Aim of the exercise:
Every record that follows should be written out again without any change.
-------
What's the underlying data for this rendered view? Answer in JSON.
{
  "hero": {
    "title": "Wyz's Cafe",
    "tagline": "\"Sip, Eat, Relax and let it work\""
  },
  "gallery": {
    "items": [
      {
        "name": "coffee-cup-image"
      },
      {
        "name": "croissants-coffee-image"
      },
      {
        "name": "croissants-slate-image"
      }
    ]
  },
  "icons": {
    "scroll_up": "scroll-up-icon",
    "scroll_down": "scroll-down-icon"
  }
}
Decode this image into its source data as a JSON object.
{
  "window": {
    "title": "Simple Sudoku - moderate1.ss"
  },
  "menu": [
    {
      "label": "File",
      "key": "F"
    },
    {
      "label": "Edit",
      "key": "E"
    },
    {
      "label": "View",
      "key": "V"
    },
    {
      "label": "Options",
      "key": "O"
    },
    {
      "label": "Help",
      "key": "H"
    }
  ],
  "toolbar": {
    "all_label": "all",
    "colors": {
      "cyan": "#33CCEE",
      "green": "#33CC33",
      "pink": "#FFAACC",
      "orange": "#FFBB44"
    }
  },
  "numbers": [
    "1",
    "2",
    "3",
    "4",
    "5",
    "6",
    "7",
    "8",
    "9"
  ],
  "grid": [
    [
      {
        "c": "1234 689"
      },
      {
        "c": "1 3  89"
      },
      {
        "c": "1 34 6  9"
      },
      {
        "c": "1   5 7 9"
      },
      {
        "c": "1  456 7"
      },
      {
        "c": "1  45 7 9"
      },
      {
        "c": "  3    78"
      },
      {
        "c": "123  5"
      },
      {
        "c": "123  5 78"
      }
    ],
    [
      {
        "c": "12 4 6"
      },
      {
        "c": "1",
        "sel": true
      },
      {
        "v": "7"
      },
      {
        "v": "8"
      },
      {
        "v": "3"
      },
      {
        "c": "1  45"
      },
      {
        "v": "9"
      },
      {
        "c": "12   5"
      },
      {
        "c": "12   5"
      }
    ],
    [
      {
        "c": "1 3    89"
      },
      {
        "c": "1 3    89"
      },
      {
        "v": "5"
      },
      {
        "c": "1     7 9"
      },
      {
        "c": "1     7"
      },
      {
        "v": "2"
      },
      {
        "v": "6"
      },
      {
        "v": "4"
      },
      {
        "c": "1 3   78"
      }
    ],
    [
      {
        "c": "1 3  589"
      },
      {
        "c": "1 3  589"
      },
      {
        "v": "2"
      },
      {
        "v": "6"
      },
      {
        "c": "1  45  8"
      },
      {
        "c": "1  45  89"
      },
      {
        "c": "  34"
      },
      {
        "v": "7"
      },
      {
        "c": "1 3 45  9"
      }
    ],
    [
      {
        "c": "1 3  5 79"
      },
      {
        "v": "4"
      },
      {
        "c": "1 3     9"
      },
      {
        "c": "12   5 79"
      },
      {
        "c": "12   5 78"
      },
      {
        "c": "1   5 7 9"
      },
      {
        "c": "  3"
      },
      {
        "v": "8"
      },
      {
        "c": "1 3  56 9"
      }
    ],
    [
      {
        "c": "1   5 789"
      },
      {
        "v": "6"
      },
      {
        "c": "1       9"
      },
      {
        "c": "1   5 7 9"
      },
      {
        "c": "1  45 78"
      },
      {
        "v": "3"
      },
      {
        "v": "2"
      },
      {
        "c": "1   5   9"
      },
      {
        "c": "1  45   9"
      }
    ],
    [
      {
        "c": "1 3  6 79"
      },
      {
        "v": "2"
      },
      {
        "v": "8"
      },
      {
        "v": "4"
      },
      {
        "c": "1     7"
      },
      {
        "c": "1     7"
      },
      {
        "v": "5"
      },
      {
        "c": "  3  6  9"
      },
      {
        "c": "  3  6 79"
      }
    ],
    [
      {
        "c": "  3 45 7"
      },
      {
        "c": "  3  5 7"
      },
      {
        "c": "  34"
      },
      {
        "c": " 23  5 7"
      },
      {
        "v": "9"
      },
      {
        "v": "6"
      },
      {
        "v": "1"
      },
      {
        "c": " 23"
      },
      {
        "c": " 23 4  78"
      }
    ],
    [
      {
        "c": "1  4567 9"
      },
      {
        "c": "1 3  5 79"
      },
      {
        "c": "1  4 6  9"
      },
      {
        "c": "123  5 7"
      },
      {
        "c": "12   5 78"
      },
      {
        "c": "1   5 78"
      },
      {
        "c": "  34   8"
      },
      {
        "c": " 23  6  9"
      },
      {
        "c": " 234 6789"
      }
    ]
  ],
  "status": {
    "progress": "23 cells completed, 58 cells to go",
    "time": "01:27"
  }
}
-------
Your solution:
What's the underlying data for this rendered view? Answer in JSON.
{
  "hero": {
    "title": "Wyz's Cafe",
    "tagline": "\"Sip, Eat, Relax and let it work\""
  },
  "gallery": {
    "items": [
      {
        "name": "coffee-cup-image"
      },
      {
        "name": "croissants-coffee-image"
      },
      {
        "name": "croissants-slate-image"
      }
    ]
  },
  "icons": {
    "scroll_up": "scroll-up-icon",
    "scroll_down": "scroll-down-icon"
  }
}
Decode this image into its source data as a JSON object.
{
  "window": {
    "title": "Simple Sudoku - moderate1.ss"
  },
  "menu": [
    {
      "label": "File",
      "key": "F"
    },
    {
      "label": "Edit",
      "key": "E"
    },
    {
      "label": "View",
      "key": "V"
    },
    {
      "label": "Options",
      "key": "O"
    },
    {
      "label": "Help",
      "key": "H"
    }
  ],
  "toolbar": {
    "all_label": "all",
    "colors": {
      "cyan": "#33CCEE",
      "green": "#33CC33",
      "pink": "#FFAACC",
      "orange": "#FFBB44"
    }
  },
  "numbers": [
    "1",
    "2",
    "3",
    "4",
    "5",
    "6",
    "7",
    "8",
    "9"
  ],
  "grid": [
    [
      {
        "c": "1234 689"
      },
      {
        "c": "1 3  89"
      },
      {
        "c": "1 34 6  9"
      },
      {
        "c": "1   5 7 9"
      },
      {
        "c": "1  456 7"
      },
      {
        "c": "1  45 7 9"
      },
      {
        "c": "  3    78"
      },
      {
        "c": "123  5"
      },
      {
        "c": "123  5 78"
      }
    ],
    [
      {
        "c": "12 4 6"
      },
      {
        "c": "1",
        "sel": true
      },
      {
        "v": "7"
      },
      {
        "v": "8"
      },
      {
        "v": "3"
      },
      {
        "c": "1  45"
      },
      {
        "v": "9"
      },
      {
        "c": "12   5"
      },
      {
        "c": "12   5"
      }
    ],
    [
      {
        "c": "1 3    89"
      },
      {
        "c": "1 3    89"
      },
      {
        "v": "5"
      },
      {
        "c": "1     7 9"
      },
      {
        "c": "1     7"
      },
      {
        "v": "2"
      },
      {
        "v": "6"
      },
      {
        "v": "4"
      },
      {
        "c": "1 3   78"
      }
    ],
    [
      {
        "c": "1 3  589"
      },
      {
        "c": "1 3  589"
      },
      {
        "v": "2"
      },
      {
        "v": "6"
      },
      {
        "c": "1  45  8"
      },
      {
        "c": "1  45  89"
      },
      {
        "c": "  34"
      },
      {
        "v": "7"
      },
      {
        "c": "1 3 45  9"
      }
    ],
    [
      {
        "c": "1 3  5 79"
      },
      {
        "v": "4"
      },
      {
        "c": "1 3     9"
      },
      {
        "c": "12   5 79"
      },
      {
        "c": "12   5 78"
      },
      {
        "c": "1   5 7 9"
      },
      {
        "c": "  3"
      },
      {
        "v": "8"
      },
      {
        "c": "1 3  56 9"
      }
    ],
    [
      {
        "c": "1   5 789"
      },
      {
        "v": "6"
      },
      {
        "c": "1       9"
      },
      {
        "c": "1   5 7 9"
      },
      {
        "c": "1  45 78"
      },
      {
        "v": "3"
      },
      {
        "v": "2"
      },
      {
        "c": "1   5   9"
      },
      {
        "c": "1  45   9"
      }
    ],
    [
      {
        "c": "1 3  6 79"
      },
      {
        "v": "2"
      },
      {
        "v": "8"
      },
      {
        "v": "4"
      },
      {
        "c": "1     7"
      },
      {
        "c": "1     7"
      },
      {
        "v": "5"
      },
      {
        "c": "  3  6  9"
      },
      {
        "c": "  3  6 79"
      }
    ],
    [
      {
        "c": "  3 45 7"
      },
      {
        "c": "  3  5 7"
      },
      {
        "c": "  34"
      },
      {
        "c": " 23  5 7"
      },
      {
        "v": "9"
      },
      {
        "v": "6"
      },
      {
        "v": "1"
      },
      {
        "c": " 23"
      },
      {
        "c": " 23 4  78"
      }
    ],
    [
      {
        "c": "1  4567 9"
      },
      {
        "c": "1 3  5 79"
      },
      {
        "c": "1  4 6  9"
      },
      {
        "c": "123  5 7"
      },
      {
        "c": "12   5 78"
      },
      {
        "c": "1   5 78"
      },
      {
        "c": "  34   8"
      },
      {
        "c": " 23  6  9"
      },
      {
        "c": " 234 6789"
      }
    ]
  ],
  "status": {
    "progress": "23 cells completed, 58 cells to go",
    "time": "01:27"
  }
}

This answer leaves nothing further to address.